“The first leg was very interesting, to be honest. We were 1-0 up very early but then I had to replace my centre-half and goalkeeper at half-time, so it changed the balance of things. The first 20 minutes of the second half, MK Dons, if I am honest, just blew us away. We had a man sent off as well; I remember [George] Baldock having a great chance to make it 4-1 and that would have probably been the tie over. But then Marc Little went up the pitch and got a penalty for us, and McCann always took a good penalty; I felt that if it stayed 3-2 I was always confident that we would go through in the second leg. For me, the second-leg performance is probably up there as one of the top three performances as a manager, we were outstanding on the day. Everything just went to plan; we could have won by five, and that is not being disrespectful to MK Dons, we just blew them away. We just controlled it from start to finish. We were a real threat all over the pitch and the only surprise that night was that we didn’t score more, but we deserved to go through, so we knew that we had Huddersfield in the Final.”
And to play that Final at Old Trafford must have been special for you…
“It was really nice that it was at Old Trafford and even better for me because we were given the home dressing room and dugout, so that was quite nice. The night before, Manchester United lost to Barcelona at Wembley, so that is why the game was at Old Trafford. We had a lot of goals that season; McCann was at the prime of his career at that stage, Mackail-Smith not just brought his goals but his energy and his pressing was outstanding. There was the brilliance of Tomlin and Boyd too, so we had a really good balance throughout the team - we got to the Final in confident mood. I never changed the team, we knew if we performed to levels we could, than it would not be a problem for us. Once we got the first, that was it, we scored another one in a matter of minutes and it was game over after that really.”

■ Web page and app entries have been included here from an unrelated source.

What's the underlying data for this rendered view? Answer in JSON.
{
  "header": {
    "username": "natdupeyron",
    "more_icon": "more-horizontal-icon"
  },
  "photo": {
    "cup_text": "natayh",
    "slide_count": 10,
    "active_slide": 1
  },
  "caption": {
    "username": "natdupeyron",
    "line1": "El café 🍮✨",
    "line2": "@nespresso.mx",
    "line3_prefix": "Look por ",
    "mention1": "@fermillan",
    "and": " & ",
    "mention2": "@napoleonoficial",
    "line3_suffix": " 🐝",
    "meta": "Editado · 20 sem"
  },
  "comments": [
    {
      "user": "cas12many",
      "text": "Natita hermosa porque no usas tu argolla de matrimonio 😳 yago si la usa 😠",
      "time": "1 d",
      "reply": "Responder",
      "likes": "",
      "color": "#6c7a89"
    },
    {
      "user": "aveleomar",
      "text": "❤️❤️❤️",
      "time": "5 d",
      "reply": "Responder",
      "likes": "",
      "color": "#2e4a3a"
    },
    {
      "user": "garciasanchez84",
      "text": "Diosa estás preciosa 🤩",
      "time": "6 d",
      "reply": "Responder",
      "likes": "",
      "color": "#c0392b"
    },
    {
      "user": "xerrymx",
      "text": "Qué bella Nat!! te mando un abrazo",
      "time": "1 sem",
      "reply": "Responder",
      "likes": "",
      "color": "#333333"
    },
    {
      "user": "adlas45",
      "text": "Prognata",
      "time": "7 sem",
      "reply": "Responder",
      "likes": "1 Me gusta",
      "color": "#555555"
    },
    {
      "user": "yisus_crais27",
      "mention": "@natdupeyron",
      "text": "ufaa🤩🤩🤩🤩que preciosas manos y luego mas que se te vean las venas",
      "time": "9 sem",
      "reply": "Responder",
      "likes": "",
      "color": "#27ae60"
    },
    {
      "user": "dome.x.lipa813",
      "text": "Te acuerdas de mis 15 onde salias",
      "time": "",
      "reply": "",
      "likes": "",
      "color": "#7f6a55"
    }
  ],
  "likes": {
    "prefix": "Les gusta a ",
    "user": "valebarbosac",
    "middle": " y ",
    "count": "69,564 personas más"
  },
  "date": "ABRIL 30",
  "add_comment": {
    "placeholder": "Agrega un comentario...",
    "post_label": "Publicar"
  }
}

With those experiences in mind, what does Peterborough United mean to you?
“Obviously this place means a lot to me, I have been here three times now and I have been hugely successful over the years here. I have a very good relationship with the Chairman which, in my opinion, is paramount, and the most important relationship as a manager to have. I understand how he wants to work and we both want to bring in young players and develop them - this season is no different to the rest, so all those things are a real plus. I have a great relationship with everyone at the club; the fans and this club have a real DNA about them, they haven’t been promoted for about six years now and I feel that we are due one.”
You’re back at the club now for a third spell, would you say this team - with the likes of Marcus Maddison, Mo Eisa and Ivan Toney - is similar to the 2011 team?
“It is different, every team you’ll ever have is different. The clear comparison is that we are scoring goals this season and the formation is near enough the same as it was back then. The team back then was probably more of a footballing team, whereas this one is more dynamic in terms of counter-attacks. They are probably the best I’ve had in that respect. We have goals in us, of course, but we have some brilliant defenders. Eight clean sheets already; the club only managed 10 all season last year. The team that got promoted that season at Old Trafford kept a lot of clean sheets, we had defenders like Ryan Bennett who we ended up selling on for £4 million in the end, I think. I can see comparisons between the two teams, for sure, but it would be difficult for me to compare them until the end of the season, because this team would have to achieve promotion like that side did all those years ago.”